Corrib 'rape tape' woman won't give evidence to probe
ONE of two women at the centre of the Corrib "rape tape" controversy has decided not to give evidence to an inquiry by the Garda Ombudsman Commission.
The chairman of the commission, Dermot Gallagher, said yesterday he expected that the inquiry would be completed by the end of the summer.
Investigators have not received a complaint from either of the women, who were arrested for alleged public-order offences during a protest at the Corrib Oil pipeline, near Belmullet, Co Mayo.
But the commission pointed out that the investigation had been launched in the public interest and it did not need a complaint to initiate it.
However, one of the women has since indicated that she is not interested in taking part in the investigation. The other woman had said at a press conference that she would make a formal complaint -- but she has not proceeded with it.
Both women live in south county Dublin.
Five gardai, including a sergeant, were initially under investigation by the Ombudsman team but two have been cleared of any wrongdoing.

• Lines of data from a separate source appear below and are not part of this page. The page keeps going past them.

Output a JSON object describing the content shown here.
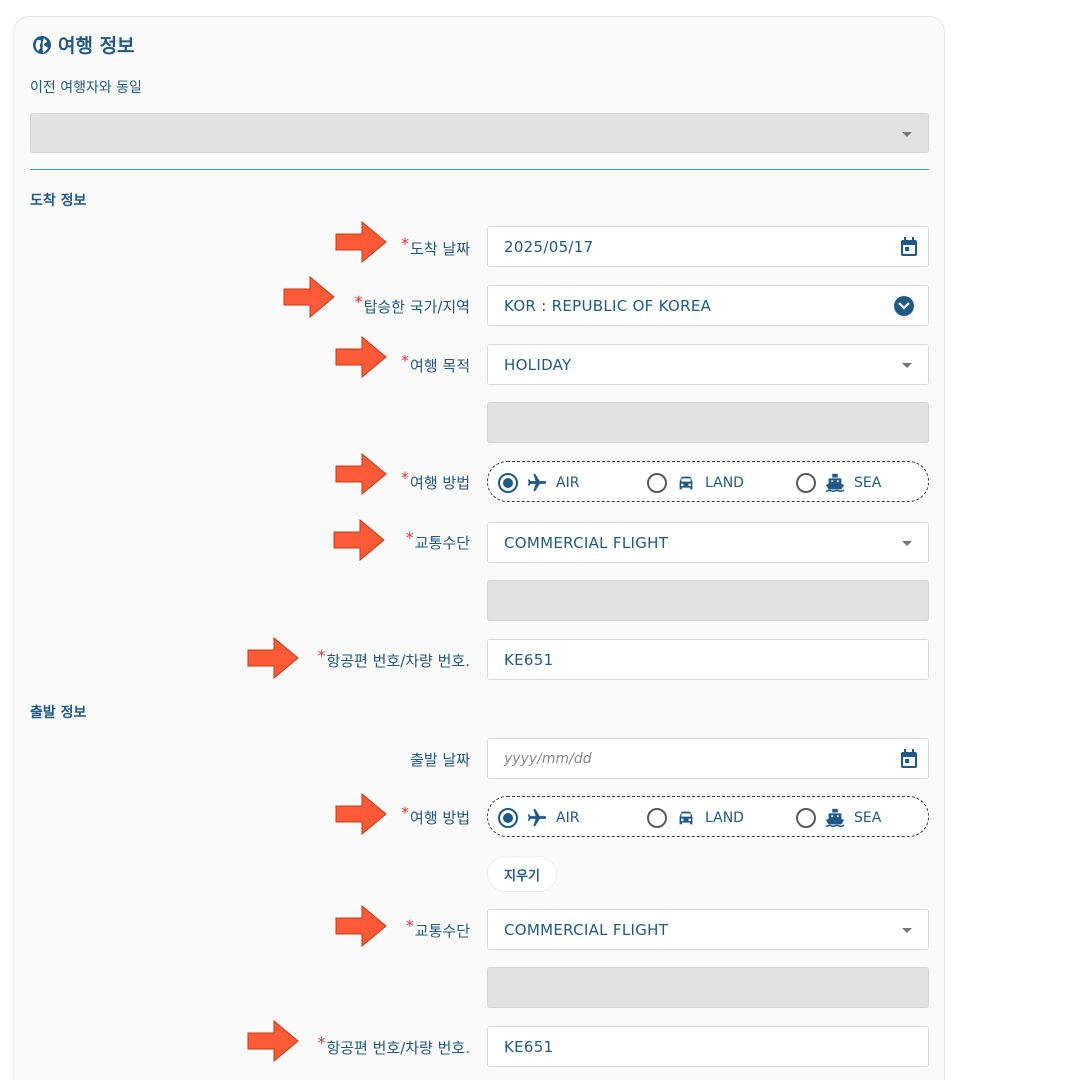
{
  "title": "여행 정보",
  "same_as_previous": {
    "label": "이전 여행자와 동일"
  },
  "arrival": {
    "heading": "도착 정보",
    "date": {
      "label": "도착 날짜",
      "value": "2025/05/17"
    },
    "country": {
      "label": "탑승한 국가/지역",
      "value": "KOR : REPUBLIC OF KOREA"
    },
    "purpose": {
      "label": "여행 목적",
      "value": "HOLIDAY"
    },
    "method": {
      "label": "여행 방법",
      "options": [
        "AIR",
        "LAND",
        "SEA"
      ],
      "selected": "AIR"
    },
    "transport": {
      "label": "교통수단",
      "value": "COMMERCIAL FLIGHT"
    },
    "flight": {
      "label": "항공편 번호/차량 번호.",
      "value": "KE651"
    }
  },
  "departure": {
    "heading": "출발 정보",
    "date": {
      "label": "출발 날짜",
      "placeholder": "yyyy/mm/dd"
    },
    "method": {
      "label": "여행 방법",
      "options": [
        "AIR",
        "LAND",
        "SEA"
      ],
      "selected": "AIR"
    },
    "clear_label": "지우기",
    "transport": {
      "label": "교통수단",
      "value": "COMMERCIAL FLIGHT"
    },
    "flight": {
      "label": "항공편 번호/차량 번호.",
      "value": "KE651"
    }
  },
  "required_mark": "*",
  "colors": {
    "primary": "#1e5a85",
    "required": "#e03131",
    "arrow": "#ff5a36",
    "disabled": "#e2e2e2"
  },
  "icons": [
    "globe-icon",
    "calendar-icon",
    "chevron-circle-icon",
    "plane-icon",
    "car-icon",
    "ship-icon",
    "arrow-annotation"
  ]
}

The other three have all been interviewed and the "rape tape" has been sent to the UK for a detailed forensic analysis.
The five gardai were in a patrol car on their way back to Belmullet from the protest when three of them were recorded discussing the arrest earlier that day of the two female protesters.
The women were taken to the station for questioning in another car. Their tape recorder had been confiscated and the gardai did not know that it was still recording.

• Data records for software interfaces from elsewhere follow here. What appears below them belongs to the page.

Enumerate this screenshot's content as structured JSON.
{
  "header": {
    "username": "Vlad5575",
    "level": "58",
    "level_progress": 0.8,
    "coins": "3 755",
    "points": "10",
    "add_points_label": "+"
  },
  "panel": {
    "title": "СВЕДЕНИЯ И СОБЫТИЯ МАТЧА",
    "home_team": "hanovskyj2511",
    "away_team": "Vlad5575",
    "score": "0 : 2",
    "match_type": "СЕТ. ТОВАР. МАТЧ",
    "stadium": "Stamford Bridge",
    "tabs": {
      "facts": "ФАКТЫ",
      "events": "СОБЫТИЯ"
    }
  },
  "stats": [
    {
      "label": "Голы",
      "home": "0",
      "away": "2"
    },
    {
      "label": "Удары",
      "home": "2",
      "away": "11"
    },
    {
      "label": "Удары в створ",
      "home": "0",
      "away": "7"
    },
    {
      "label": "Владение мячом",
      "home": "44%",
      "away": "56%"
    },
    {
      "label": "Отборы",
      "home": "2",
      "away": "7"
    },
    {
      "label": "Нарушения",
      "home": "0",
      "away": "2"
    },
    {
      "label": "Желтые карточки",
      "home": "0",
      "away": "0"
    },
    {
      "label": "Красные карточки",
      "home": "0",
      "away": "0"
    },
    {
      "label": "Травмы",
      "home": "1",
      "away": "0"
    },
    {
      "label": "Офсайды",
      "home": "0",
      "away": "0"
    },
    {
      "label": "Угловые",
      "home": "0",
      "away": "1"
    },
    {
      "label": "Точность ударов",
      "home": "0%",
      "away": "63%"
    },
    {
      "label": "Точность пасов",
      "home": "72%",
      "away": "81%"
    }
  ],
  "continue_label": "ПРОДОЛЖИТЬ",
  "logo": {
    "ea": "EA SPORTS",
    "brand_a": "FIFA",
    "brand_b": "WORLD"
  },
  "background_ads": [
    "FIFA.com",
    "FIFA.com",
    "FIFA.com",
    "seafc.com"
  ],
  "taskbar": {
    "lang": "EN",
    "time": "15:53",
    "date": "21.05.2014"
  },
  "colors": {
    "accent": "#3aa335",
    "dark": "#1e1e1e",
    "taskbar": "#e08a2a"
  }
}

Mr Gallagher said some further evidence had to be gathered before inquiries were completed.
Asked about the poor relations between the gardai and the protesters over several years, the Ombudsman commissioners said the number of complaints against the gardai had fallen significantly and did not warrant an investigation into the "bigger picture".

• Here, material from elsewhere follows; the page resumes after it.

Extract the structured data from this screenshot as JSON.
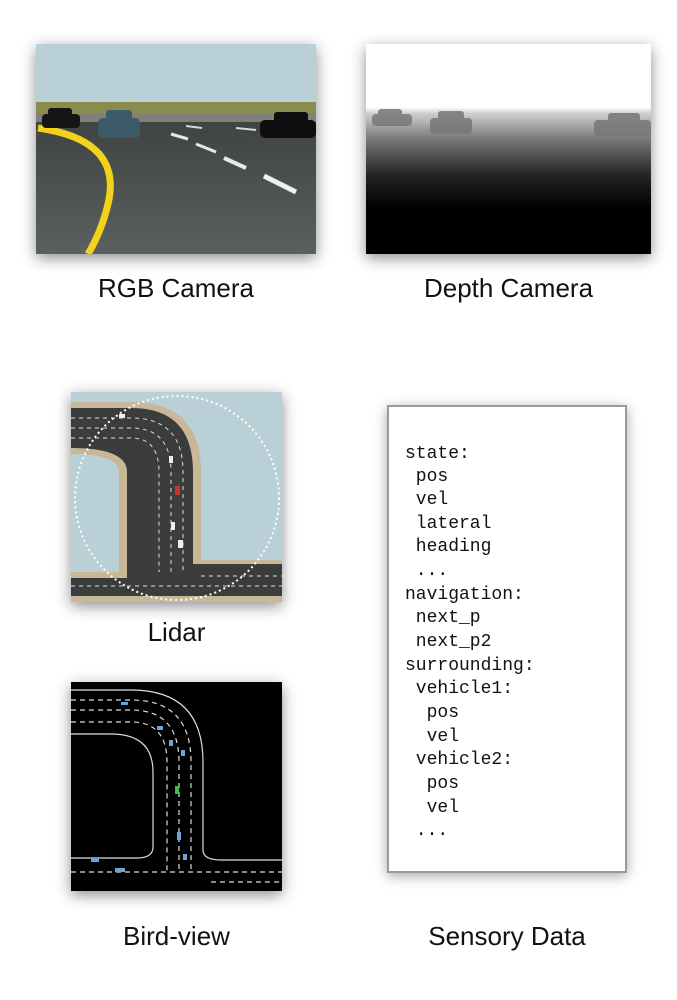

The commission's annual report, published yesterday, noted that it had managed five public-interest investigations during 2010 and three of those had not yet been completed.
One case was into allegations of collusion by gardai with convicted drug dealer Kieran Boylan and relationships between Boylan and any member of the force. Mr Gallagher said a very thorough investigation was now in its final stages.
For the first time, the commission compiled a profile of the typical complainant and found that he was white, Irish, a home owner and with a third-level education.
The report showed the commission received 2,258 complaints from the public in 2010, of which 722 were inadmissible.
The complaints contained 4,931 allegations of misconduct by gardai, of which 1,087 were inadmissible, with abuse of authority, neglect of duty, discourtesy and assault the biggest factors involved.